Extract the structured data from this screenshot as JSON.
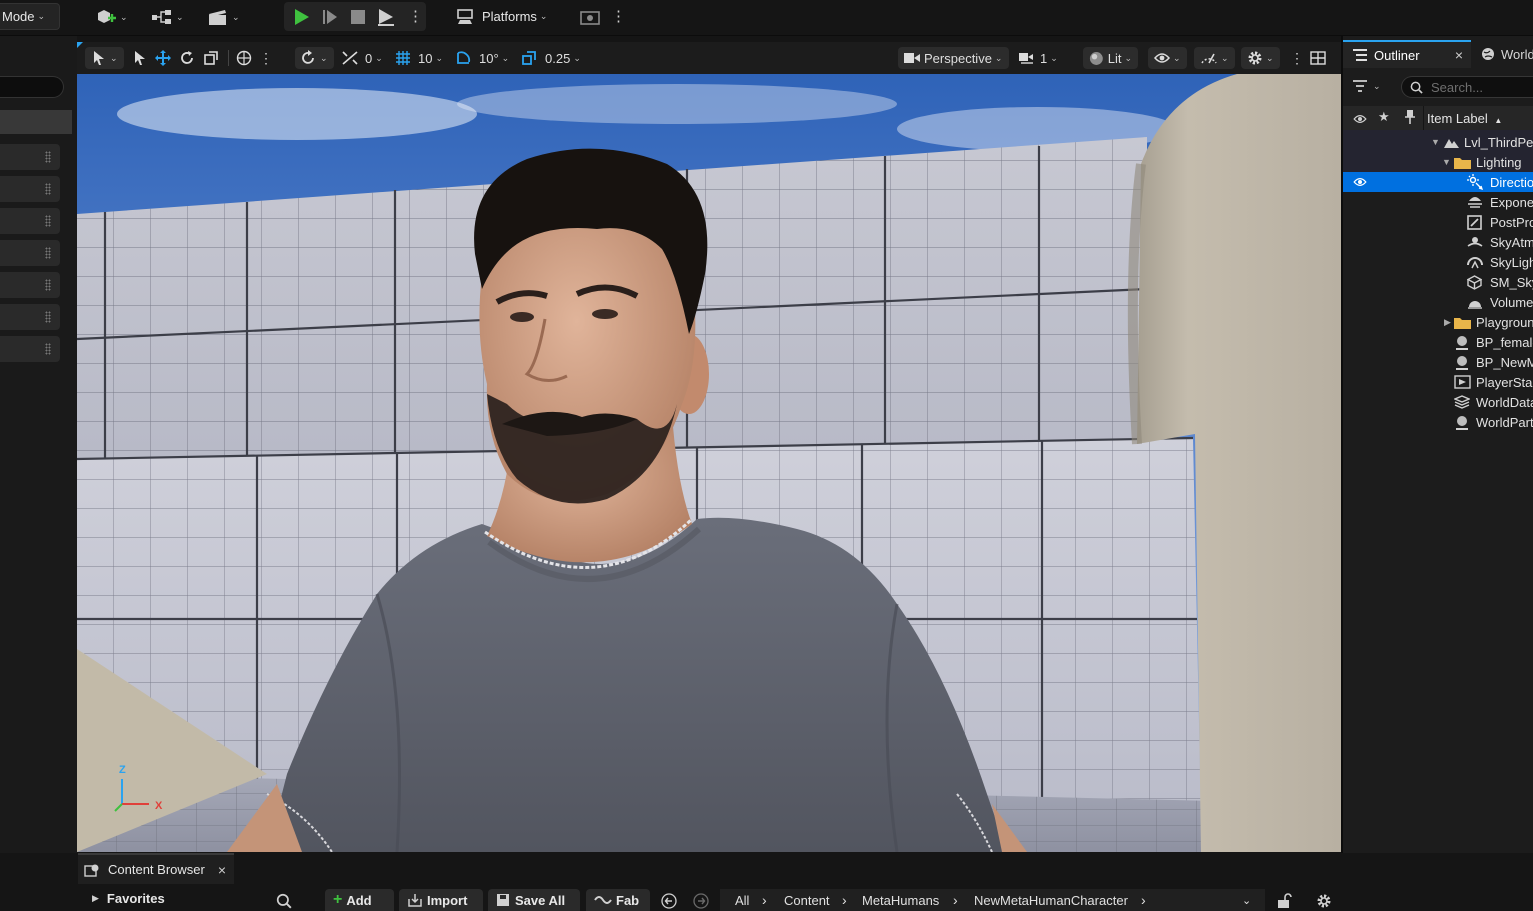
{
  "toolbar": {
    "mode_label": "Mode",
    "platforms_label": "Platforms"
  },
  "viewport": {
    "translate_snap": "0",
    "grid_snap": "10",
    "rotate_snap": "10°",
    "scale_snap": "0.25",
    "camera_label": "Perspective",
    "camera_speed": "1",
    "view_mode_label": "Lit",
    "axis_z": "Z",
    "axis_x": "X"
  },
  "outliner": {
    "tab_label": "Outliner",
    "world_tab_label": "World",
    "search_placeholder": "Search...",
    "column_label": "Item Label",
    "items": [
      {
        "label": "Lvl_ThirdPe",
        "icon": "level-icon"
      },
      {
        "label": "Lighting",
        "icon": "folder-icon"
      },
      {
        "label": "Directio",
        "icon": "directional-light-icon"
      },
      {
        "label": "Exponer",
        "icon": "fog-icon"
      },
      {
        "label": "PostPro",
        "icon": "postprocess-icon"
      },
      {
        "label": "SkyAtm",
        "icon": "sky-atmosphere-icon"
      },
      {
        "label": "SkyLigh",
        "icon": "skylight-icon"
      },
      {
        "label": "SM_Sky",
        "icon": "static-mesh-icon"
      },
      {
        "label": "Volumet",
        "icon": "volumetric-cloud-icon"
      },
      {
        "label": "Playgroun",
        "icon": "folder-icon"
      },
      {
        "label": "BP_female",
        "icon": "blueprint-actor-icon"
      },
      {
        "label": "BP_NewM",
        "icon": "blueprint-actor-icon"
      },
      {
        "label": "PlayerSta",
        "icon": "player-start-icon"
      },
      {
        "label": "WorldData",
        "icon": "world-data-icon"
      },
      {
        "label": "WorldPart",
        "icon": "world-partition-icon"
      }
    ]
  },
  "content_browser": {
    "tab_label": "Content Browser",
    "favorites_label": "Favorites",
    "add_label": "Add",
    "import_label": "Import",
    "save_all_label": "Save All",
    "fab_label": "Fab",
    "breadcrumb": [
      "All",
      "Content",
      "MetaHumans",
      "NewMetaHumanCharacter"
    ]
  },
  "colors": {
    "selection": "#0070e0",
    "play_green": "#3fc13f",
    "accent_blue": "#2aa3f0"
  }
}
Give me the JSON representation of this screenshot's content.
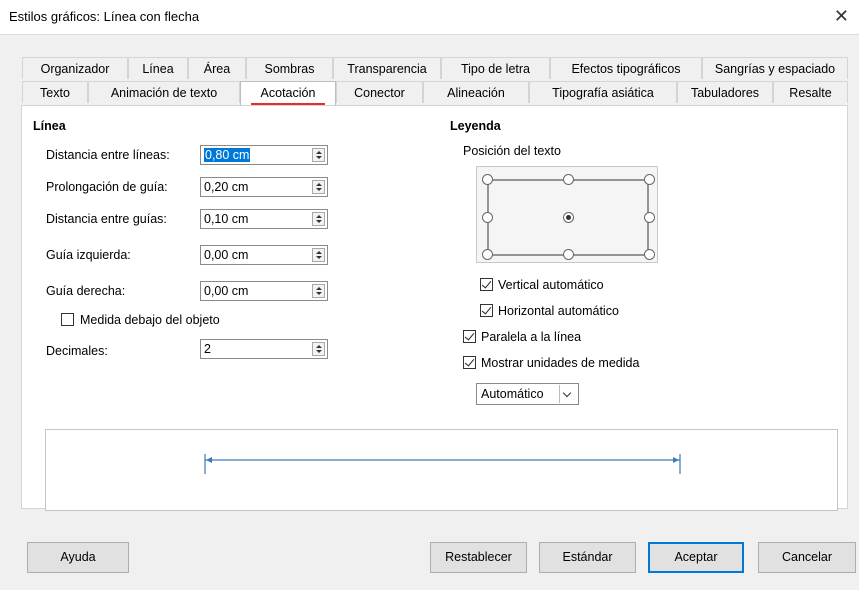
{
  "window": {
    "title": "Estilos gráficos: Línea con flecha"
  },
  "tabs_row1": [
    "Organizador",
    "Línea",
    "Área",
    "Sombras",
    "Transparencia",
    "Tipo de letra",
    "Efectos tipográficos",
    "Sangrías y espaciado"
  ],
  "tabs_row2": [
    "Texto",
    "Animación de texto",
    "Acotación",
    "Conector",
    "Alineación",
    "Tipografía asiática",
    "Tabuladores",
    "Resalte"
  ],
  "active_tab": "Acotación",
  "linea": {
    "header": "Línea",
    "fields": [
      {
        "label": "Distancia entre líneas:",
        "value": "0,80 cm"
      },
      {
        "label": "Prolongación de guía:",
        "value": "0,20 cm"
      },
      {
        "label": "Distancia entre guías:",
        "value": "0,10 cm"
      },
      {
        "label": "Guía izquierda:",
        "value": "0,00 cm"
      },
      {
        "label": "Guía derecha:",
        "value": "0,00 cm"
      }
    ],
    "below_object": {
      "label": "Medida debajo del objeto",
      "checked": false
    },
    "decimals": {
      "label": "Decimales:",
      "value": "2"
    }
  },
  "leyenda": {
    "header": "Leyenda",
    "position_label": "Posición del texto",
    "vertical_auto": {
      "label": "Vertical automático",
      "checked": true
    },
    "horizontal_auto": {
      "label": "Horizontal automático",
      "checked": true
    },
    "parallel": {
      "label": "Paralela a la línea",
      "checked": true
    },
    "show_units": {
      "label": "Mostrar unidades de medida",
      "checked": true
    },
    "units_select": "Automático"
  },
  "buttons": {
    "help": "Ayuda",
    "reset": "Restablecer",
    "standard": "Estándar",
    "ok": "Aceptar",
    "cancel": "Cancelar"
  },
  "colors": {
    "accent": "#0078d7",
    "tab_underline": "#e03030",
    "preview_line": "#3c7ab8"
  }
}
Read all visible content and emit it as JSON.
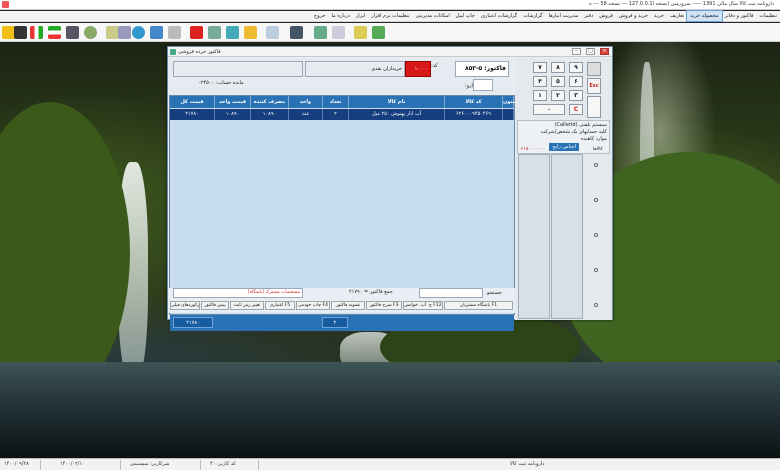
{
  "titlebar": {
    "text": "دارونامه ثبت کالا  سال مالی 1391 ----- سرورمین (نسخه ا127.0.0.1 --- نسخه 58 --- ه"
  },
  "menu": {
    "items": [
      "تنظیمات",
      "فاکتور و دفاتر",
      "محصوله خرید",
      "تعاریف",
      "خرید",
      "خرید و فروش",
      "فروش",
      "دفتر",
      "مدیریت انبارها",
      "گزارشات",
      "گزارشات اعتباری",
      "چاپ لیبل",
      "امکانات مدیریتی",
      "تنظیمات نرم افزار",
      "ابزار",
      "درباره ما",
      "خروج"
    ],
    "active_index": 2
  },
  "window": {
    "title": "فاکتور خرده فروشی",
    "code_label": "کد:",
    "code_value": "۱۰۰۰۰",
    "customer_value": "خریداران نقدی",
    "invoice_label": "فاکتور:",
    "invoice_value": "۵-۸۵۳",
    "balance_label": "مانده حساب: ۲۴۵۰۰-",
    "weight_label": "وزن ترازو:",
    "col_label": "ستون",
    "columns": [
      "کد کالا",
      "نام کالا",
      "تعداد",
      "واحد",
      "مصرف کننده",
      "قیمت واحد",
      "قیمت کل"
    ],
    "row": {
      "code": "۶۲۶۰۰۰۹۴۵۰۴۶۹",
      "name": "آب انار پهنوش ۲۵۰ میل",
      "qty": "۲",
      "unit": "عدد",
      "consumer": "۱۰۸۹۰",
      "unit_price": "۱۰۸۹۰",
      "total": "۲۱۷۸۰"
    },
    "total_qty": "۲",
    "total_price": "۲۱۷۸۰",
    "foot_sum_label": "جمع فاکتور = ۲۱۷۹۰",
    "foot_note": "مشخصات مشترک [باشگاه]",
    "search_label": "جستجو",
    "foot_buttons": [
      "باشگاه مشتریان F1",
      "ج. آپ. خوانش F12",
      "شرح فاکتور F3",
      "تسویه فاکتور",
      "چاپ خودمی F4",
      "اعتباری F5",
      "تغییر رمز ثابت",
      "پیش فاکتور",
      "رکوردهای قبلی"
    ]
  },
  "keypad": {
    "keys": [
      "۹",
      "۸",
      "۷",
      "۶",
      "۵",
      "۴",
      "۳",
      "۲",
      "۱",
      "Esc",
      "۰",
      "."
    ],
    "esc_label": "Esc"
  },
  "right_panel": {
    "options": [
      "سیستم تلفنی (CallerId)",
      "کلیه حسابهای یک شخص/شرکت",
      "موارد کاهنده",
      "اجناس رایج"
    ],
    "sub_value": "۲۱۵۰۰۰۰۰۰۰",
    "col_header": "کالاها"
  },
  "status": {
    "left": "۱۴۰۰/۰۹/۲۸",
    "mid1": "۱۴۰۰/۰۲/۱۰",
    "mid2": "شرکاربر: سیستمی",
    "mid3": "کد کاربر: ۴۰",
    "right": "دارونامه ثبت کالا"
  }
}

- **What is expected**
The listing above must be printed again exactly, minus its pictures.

- **Result of the exercise**
Extract the structured data from this screenshot as JSON.
{
  "toolbar": {
    "mode_label": "Mode",
    "platforms_label": "Platforms"
  },
  "viewport": {
    "translate_snap": "0",
    "grid_snap": "10",
    "rotate_snap": "10°",
    "scale_snap": "0.25",
    "camera_label": "Perspective",
    "camera_speed": "1",
    "view_mode_label": "Lit",
    "axis_z": "Z",
    "axis_x": "X"
  },
  "outliner": {
    "tab_label": "Outliner",
    "world_tab_label": "World",
    "search_placeholder": "Search...",
    "column_label": "Item Label",
    "items": [
      {
        "label": "Lvl_ThirdPe",
        "icon": "level-icon"
      },
      {
        "label": "Lighting",
        "icon": "folder-icon"
      },
      {
        "label": "Directio",
        "icon": "directional-light-icon"
      },
      {
        "label": "Exponer",
        "icon": "fog-icon"
      },
      {
        "label": "PostPro",
        "icon": "postprocess-icon"
      },
      {
        "label": "SkyAtm",
        "icon": "sky-atmosphere-icon"
      },
      {
        "label": "SkyLigh",
        "icon": "skylight-icon"
      },
      {
        "label": "SM_Sky",
        "icon": "static-mesh-icon"
      },
      {
        "label": "Volumet",
        "icon": "volumetric-cloud-icon"
      },
      {
        "label": "Playgroun",
        "icon": "folder-icon"
      },
      {
        "label": "BP_female",
        "icon": "blueprint-actor-icon"
      },
      {
        "label": "BP_NewM",
        "icon": "blueprint-actor-icon"
      },
      {
        "label": "PlayerSta",
        "icon": "player-start-icon"
      },
      {
        "label": "WorldData",
        "icon": "world-data-icon"
      },
      {
        "label": "WorldPart",
        "icon": "world-partition-icon"
      }
    ]
  },
  "content_browser": {
    "tab_label": "Content Browser",
    "favorites_label": "Favorites",
    "add_label": "Add",
    "import_label": "Import",
    "save_all_label": "Save All",
    "fab_label": "Fab",
    "breadcrumb": [
      "All",
      "Content",
      "MetaHumans",
      "NewMetaHumanCharacter"
    ]
  },
  "colors": {
    "selection": "#0070e0",
    "play_green": "#3fc13f",
    "accent_blue": "#2aa3f0"
  }
}
Give me the JSON representation of this screenshot's content.
{
  "window": {
    "title": "Estilos gráficos: Línea con flecha"
  },
  "tabs_row1": [
    "Organizador",
    "Línea",
    "Área",
    "Sombras",
    "Transparencia",
    "Tipo de letra",
    "Efectos tipográficos",
    "Sangrías y espaciado"
  ],
  "tabs_row2": [
    "Texto",
    "Animación de texto",
    "Acotación",
    "Conector",
    "Alineación",
    "Tipografía asiática",
    "Tabuladores",
    "Resalte"
  ],
  "active_tab": "Acotación",
  "linea": {
    "header": "Línea",
    "fields": [
      {
        "label": "Distancia entre líneas:",
        "value": "0,80 cm"
      },
      {
        "label": "Prolongación de guía:",
        "value": "0,20 cm"
      },
      {
        "label": "Distancia entre guías:",
        "value": "0,10 cm"
      },
      {
        "label": "Guía izquierda:",
        "value": "0,00 cm"
      },
      {
        "label": "Guía derecha:",
        "value": "0,00 cm"
      }
    ],
    "below_object": {
      "label": "Medida debajo del objeto",
      "checked": false
    },
    "decimals": {
      "label": "Decimales:",
      "value": "2"
    }
  },
  "leyenda": {
    "header": "Leyenda",
    "position_label": "Posición del texto",
    "vertical_auto": {
      "label": "Vertical automático",
      "checked": true
    },
    "horizontal_auto": {
      "label": "Horizontal automático",
      "checked": true
    },
    "parallel": {
      "label": "Paralela a la línea",
      "checked": true
    },
    "show_units": {
      "label": "Mostrar unidades de medida",
      "checked": true
    },
    "units_select": "Automático"
  },
  "buttons": {
    "help": "Ayuda",
    "reset": "Restablecer",
    "standard": "Estándar",
    "ok": "Aceptar",
    "cancel": "Cancelar"
  },
  "colors": {
    "accent": "#0078d7",
    "tab_underline": "#e03030",
    "preview_line": "#3c7ab8"
  }
}
Read all visible content and emit it as JSON.
{
  "titlebar": {
    "text": "دارونامه ثبت کالا  سال مالی 1391 ----- سرورمین (نسخه ا127.0.0.1 --- نسخه 58 --- ه"
  },
  "menu": {
    "items": [
      "تنظیمات",
      "فاکتور و دفاتر",
      "محصوله خرید",
      "تعاریف",
      "خرید",
      "خرید و فروش",
      "فروش",
      "دفتر",
      "مدیریت انبارها",
      "گزارشات",
      "گزارشات اعتباری",
      "چاپ لیبل",
      "امکانات مدیریتی",
      "تنظیمات نرم افزار",
      "ابزار",
      "درباره ما",
      "خروج"
    ],
    "active_index": 2
  },
  "window": {
    "title": "فاکتور خرده فروشی",
    "code_label": "کد:",
    "code_value": "۱۰۰۰۰",
    "customer_value": "خریداران نقدی",
    "invoice_label": "فاکتور:",
    "invoice_value": "۵-۸۵۳",
    "balance_label": "مانده حساب: ۲۴۵۰۰-",
    "weight_label": "وزن ترازو:",
    "col_label": "ستون",
    "columns": [
      "کد کالا",
      "نام کالا",
      "تعداد",
      "واحد",
      "مصرف کننده",
      "قیمت واحد",
      "قیمت کل"
    ],
    "row": {
      "code": "۶۲۶۰۰۰۹۴۵۰۴۶۹",
      "name": "آب انار پهنوش ۲۵۰ میل",
      "qty": "۲",
      "unit": "عدد",
      "consumer": "۱۰۸۹۰",
      "unit_price": "۱۰۸۹۰",
      "total": "۲۱۷۸۰"
    },
    "total_qty": "۲",
    "total_price": "۲۱۷۸۰",
    "foot_sum_label": "جمع فاکتور = ۲۱۷۹۰",
    "foot_note": "مشخصات مشترک [باشگاه]",
    "search_label": "جستجو",
    "foot_buttons": [
      "باشگاه مشتریان F1",
      "ج. آپ. خوانش F12",
      "شرح فاکتور F3",
      "تسویه فاکتور",
      "چاپ خودمی F4",
      "اعتباری F5",
      "تغییر رمز ثابت",
      "پیش فاکتور",
      "رکوردهای قبلی"
    ]
  },
  "keypad": {
    "keys": [
      "۹",
      "۸",
      "۷",
      "۶",
      "۵",
      "۴",
      "۳",
      "۲",
      "۱",
      "Esc",
      "۰",
      "."
    ],
    "esc_label": "Esc"
  },
  "right_panel": {
    "options": [
      "سیستم تلفنی (CallerId)",
      "کلیه حسابهای یک شخص/شرکت",
      "موارد کاهنده",
      "اجناس رایج"
    ],
    "sub_value": "۲۱۵۰۰۰۰۰۰۰",
    "col_header": "کالاها"
  },
  "status": {
    "left": "۱۴۰۰/۰۹/۲۸",
    "mid1": "۱۴۰۰/۰۲/۱۰",
    "mid2": "شرکاربر: سیستمی",
    "mid3": "کد کاربر: ۴۰",
    "right": "دارونامه ثبت کالا"
  }
}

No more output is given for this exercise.